In ancient times, content was scarce. It was transmitted by word of mouth by priests and scholars who hoarded it in order to withhold information, keep the general public in ignorance, and hold on to power. A breakthrough occurred with the advent of the printing press. Content became more easily available to anyone who can afford the price of books. The impact of the print revolution is a relatively minor phenomenon compared with the impact of the Internet revolution that started a few decades ago and is still accelerating. Internet content is freely and abundantly available: Authors, bloggers, podcasters, wiki users, and commentators are competing with each other to provide accurate, useful, and up-to-date content, free of charge. Traditional policies, procedures, and superstitious behaviors associated with print publishing are rapidly disappearing. This does not mean that the Internet is replacing printed content. Actually, on-demand publishing and online sales are increasing the number of print publications and speeding up their distribution.
If you want to test my claim of the abundance of content, choose any training topic and conduct a web search at amazon.com. Follow this up by googling a key word or phrase to discover the astounding amount of online content.
Here are the results that I got a yesterday when I checked out the topic of leadership. Amazon.com yielded more than 60,000 books; Google yielded nearly six billion (6,580,000,000 to be specific) items.
"Content Is Not Available"
Given these results, training designers cannot rationalize the creation of new content by claiming that specific content is not available for their training topic. Even if we assume that only one percent of the books and only one-tenth of a percent of the online documents are usable, we still have enough content to keep us (and our learners) busy. My suggestion is that we assemble various combinations of the existing content (fully respecting copyright regulations, of course) and design learning activities that require and reward interaction with this content.
When training designers complain that their topics are so specialized and no content is currently available, I challenge them. There are always user manuals, technical specifications, or job aids floating around. In the extreme case when no technical documentation is available and only a few people have the esoteric knowledge, we still have access to the content inside their crania. In these cases, we can produce instant content by interviewing subject-matter experts and recording their responses.
The abundance of content becomes clearer when we take into account these three types:
Instructional content is structured for training purposes. This type of content includes training manuals, facilitator's guides, self-instructional materials, and workbooks.
Structured content is organized for easy reference. This type includes popular and specialized books for typical readers.
Unstructured content includes raw pieces of information created for purposes other than serving the reading public or the learning group. For example, a list of quotes about leadership or a set of customer complaints belong to this type.
“We Cannot Use the Content in its Current Form”
In whatever form the content currently exists, we can design effective training activities to incorporate them. We can speed up this process by using templates (framegames) that are suited for the different types of content sources. Here are a few samples:
Textra games combine the effective organization of text documents with the motivational impact of games. In this approach, the participants read the text and play a game that uses peer pressure and peer support to encourage the recall and transfer of content.
Application games incorporate job aids such as checklists, flowcharts, and decision tables.
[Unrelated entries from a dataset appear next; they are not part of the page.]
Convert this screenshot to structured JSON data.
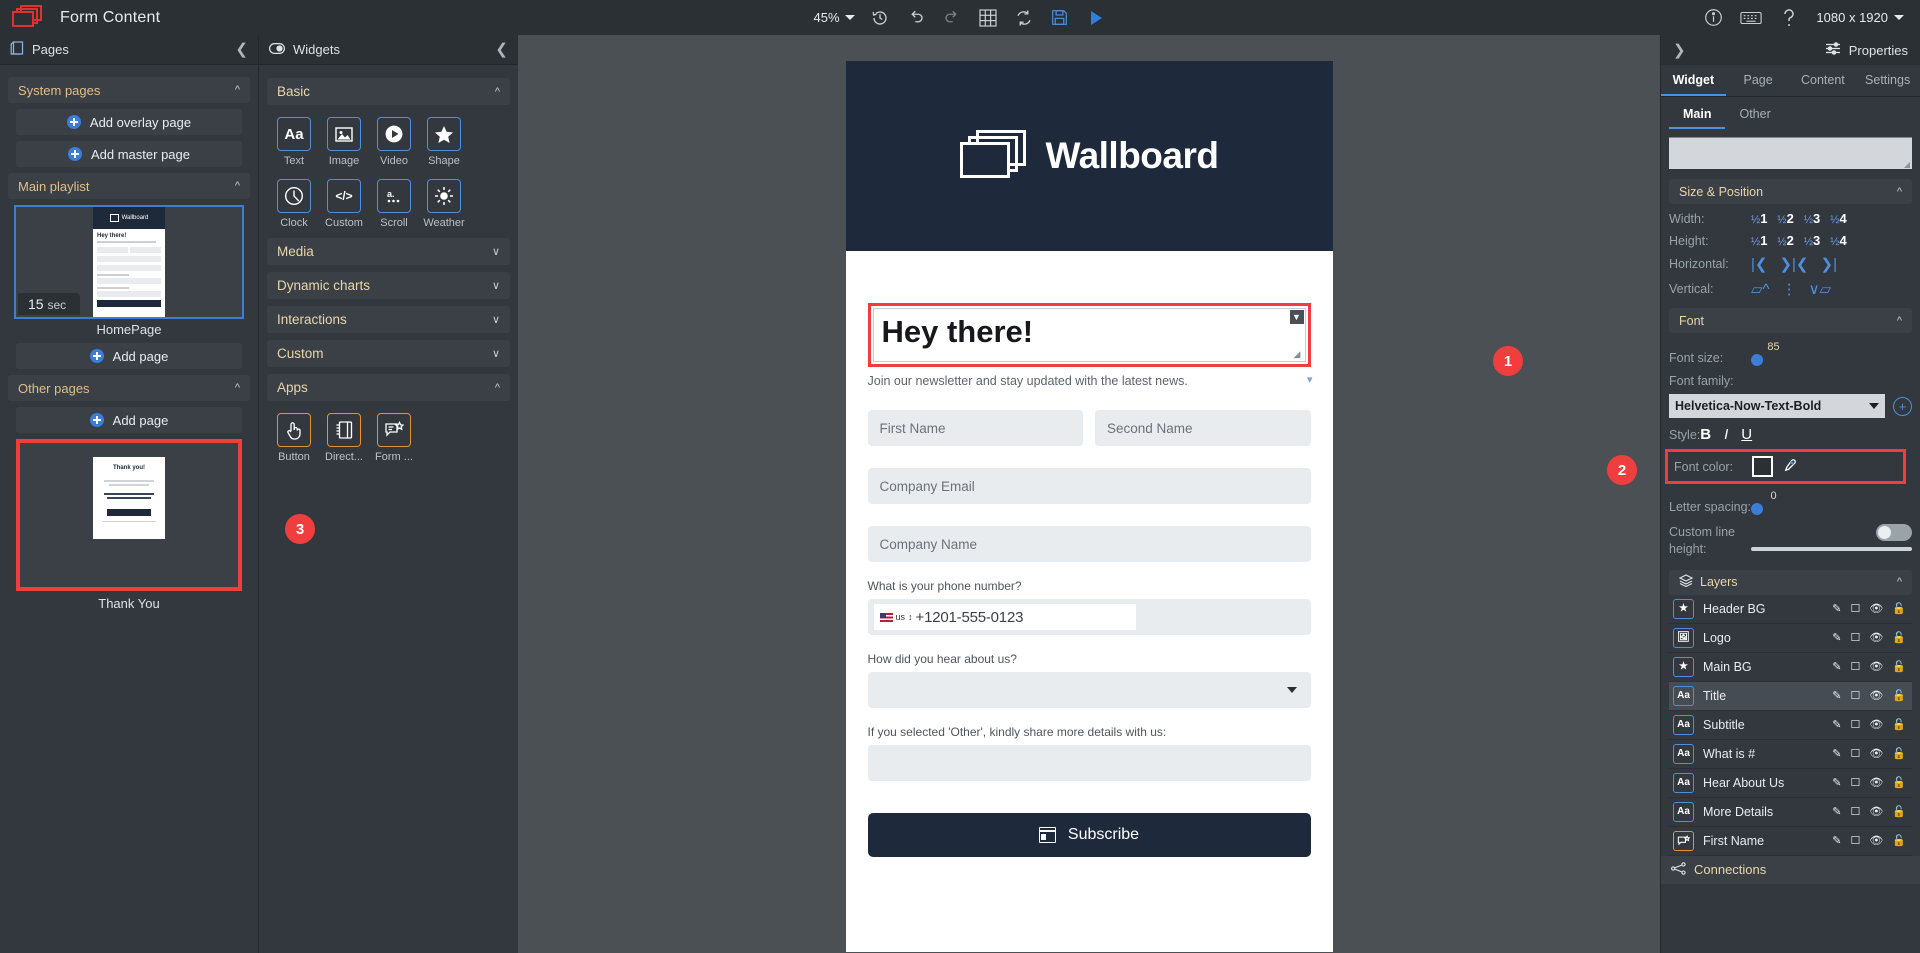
{
  "topbar": {
    "app_title": "Form Content",
    "logo_icon": "wallboard-logo-icon",
    "zoom": "45%",
    "icons": [
      "history-icon",
      "undo-icon",
      "redo-icon",
      "grid-icon",
      "refresh-icon",
      "save-icon",
      "play-icon"
    ],
    "info_icon": "info-icon",
    "keyboard_icon": "keyboard-icon",
    "help_icon": "help-icon",
    "resolution": "1080 x 1920"
  },
  "pages_panel": {
    "title": "Pages",
    "collapse_icon": "chevron-left-icon",
    "sections": [
      {
        "label": "System pages",
        "expanded": true
      },
      {
        "label": "Main playlist",
        "expanded": true
      },
      {
        "label": "Other pages",
        "expanded": true
      }
    ],
    "add_overlay_page": "Add overlay page",
    "add_master_page": "Add master page",
    "add_page": "Add page",
    "add_page_other": "Add page",
    "pages": [
      {
        "name": "HomePage",
        "duration": "15",
        "duration_unit": "sec",
        "selected": true
      },
      {
        "name": "Thank You",
        "highlighted": true
      }
    ],
    "mini_home": {
      "logo_text": "Wallboard",
      "heading": "Hey there!"
    },
    "mini_thanks": {
      "heading": "Thank you!"
    }
  },
  "widgets_panel": {
    "title": "Widgets",
    "collapse_icon": "chevron-left-icon",
    "groups": [
      {
        "label": "Basic",
        "expanded": true
      },
      {
        "label": "Media",
        "expanded": false
      },
      {
        "label": "Dynamic charts",
        "expanded": false
      },
      {
        "label": "Interactions",
        "expanded": false
      },
      {
        "label": "Custom",
        "expanded": false
      },
      {
        "label": "Apps",
        "expanded": true
      }
    ],
    "basic_items": [
      {
        "label": "Text",
        "icon": "text-aa-icon"
      },
      {
        "label": "Image",
        "icon": "image-icon"
      },
      {
        "label": "Video",
        "icon": "video-play-icon"
      },
      {
        "label": "Shape",
        "icon": "star-shape-icon"
      },
      {
        "label": "Clock",
        "icon": "clock-icon"
      },
      {
        "label": "Custom",
        "icon": "code-icon"
      },
      {
        "label": "Scroll",
        "icon": "scroll-text-icon"
      },
      {
        "label": "Weather",
        "icon": "weather-sun-icon"
      }
    ],
    "apps_items": [
      {
        "label": "Button",
        "icon": "touch-button-icon"
      },
      {
        "label": "Direct...",
        "icon": "directory-icon"
      },
      {
        "label": "Form ...",
        "icon": "form-icon"
      }
    ]
  },
  "canvas": {
    "header_logo_text": "Wallboard",
    "title": "Hey there!",
    "subtitle": "Join our newsletter and stay updated with the latest news.",
    "first_name_placeholder": "First Name",
    "second_name_placeholder": "Second Name",
    "company_email_placeholder": "Company Email",
    "company_name_placeholder": "Company Name",
    "phone_label": "What is your phone number?",
    "phone_country": "us",
    "phone_value": "+1201-555-0123",
    "hear_label": "How did you hear about us?",
    "hear_value": "",
    "details_label": "If you selected 'Other', kindly share more details with us:",
    "details_value": "",
    "subscribe_label": "Subscribe",
    "subscribe_icon": "form-subscribe-icon"
  },
  "annotations": [
    {
      "number": "1"
    },
    {
      "number": "2"
    },
    {
      "number": "3"
    }
  ],
  "properties": {
    "title": "Properties",
    "expand_icon": "chevron-right-icon",
    "settings_icon": "sliders-icon",
    "tabs": [
      {
        "label": "Widget",
        "active": true
      },
      {
        "label": "Page",
        "active": false
      },
      {
        "label": "Content",
        "active": false
      },
      {
        "label": "Settings",
        "active": false
      }
    ],
    "subtabs": [
      {
        "label": "Main",
        "active": true
      },
      {
        "label": "Other",
        "active": false
      }
    ],
    "size_position": {
      "section_label": "Size & Position",
      "width_label": "Width:",
      "height_label": "Height:",
      "horizontal_label": "Horizontal:",
      "vertical_label": "Vertical:",
      "fractions": [
        "1",
        "2",
        "3",
        "4"
      ]
    },
    "font": {
      "section_label": "Font",
      "font_size_label": "Font size:",
      "font_size_value": "85",
      "font_family_label": "Font family:",
      "font_family_value": "Helvetica-Now-Text-Bold",
      "style_label": "Style:",
      "style_bold": "B",
      "style_italic": "I",
      "style_underline": "U",
      "font_color_label": "Font color:",
      "font_color_value": "#2b3035",
      "eyedropper_icon": "eyedropper-icon",
      "letter_spacing_label": "Letter spacing:",
      "letter_spacing_value": "0",
      "custom_line_height_label": "Custom line height:",
      "custom_line_height_on": false
    },
    "layers": {
      "section_label": "Layers",
      "items": [
        {
          "name": "Header BG",
          "icon": "star-shape-icon",
          "type": "blue",
          "active": false
        },
        {
          "name": "Logo",
          "icon": "image-icon",
          "type": "blue",
          "active": false
        },
        {
          "name": "Main BG",
          "icon": "star-shape-icon",
          "type": "blue",
          "active": false
        },
        {
          "name": "Title",
          "icon": "text-aa-icon",
          "type": "blue",
          "active": true
        },
        {
          "name": "Subtitle",
          "icon": "text-aa-icon",
          "type": "blue",
          "active": false
        },
        {
          "name": "What is #",
          "icon": "text-aa-icon",
          "type": "blue",
          "active": false
        },
        {
          "name": "Hear About Us",
          "icon": "text-aa-icon",
          "type": "blue",
          "active": false
        },
        {
          "name": "More Details",
          "icon": "text-aa-icon",
          "type": "blue",
          "active": false
        },
        {
          "name": "First Name",
          "icon": "form-icon",
          "type": "orange",
          "active": false
        }
      ],
      "row_actions": [
        "edit-pencil-icon",
        "select-box-icon",
        "eye-visibility-icon",
        "lock-open-icon"
      ]
    },
    "connections_label": "Connections",
    "connections_icon": "connections-icon"
  }
}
In a typical application games, groups of participants learn different steps and reorganize themselves to master the other steps for conducting a specific procedure.
Double exposure activities incorporate the content from audio or video recordings. In a typical activity of this type, the participants watch a video and play games that help them review and apply the new concepts and principles.
Item processing activities incorporate content in the form of bits of information, facts, questions, complaints, and suggestions. In some cases, the participants themselves generate these items. These activities produce a deeper understanding of different types of content.
Sampling techniques incorporate collections of different samples (such as email subject lines or opening paragraphs). The participants analyze the samples, arrange them in different categories, identify key features, and apply the quality standards to their own products.
The 4-D approach incorporates online content. The participants study the content in an online library, practice the mastery of concepts and terminology in a playground, discuss the ideas in a chat room, and demonstrate their mastery through a performance test.
Interactive lectures incorporate presentations by subject-matter experts. The presentations are interspersed with game-like activities and team projects to ensure the mastery and the application of the content.
Interactive storytelling incorporates short pieces of fiction related to the training topic. The participants are encouraged to create and share their own stories. These activities also rewards the participants to listen to stories and modify, expand, shrink, analyze, debrief, and roleplay these stories.
Here's something that I have always noticed about the process of training design. The designer reviews, analyzes, and organizes the content into a structured form. In the end, learners are bored with the dead content. In contrast, by using these templates that require the participants to explore partially structured or unstructured content and reorganize them into a form that makes sense to them. The result of this dynamic process is an in-depth understanding, mastery, recall, and application of the content.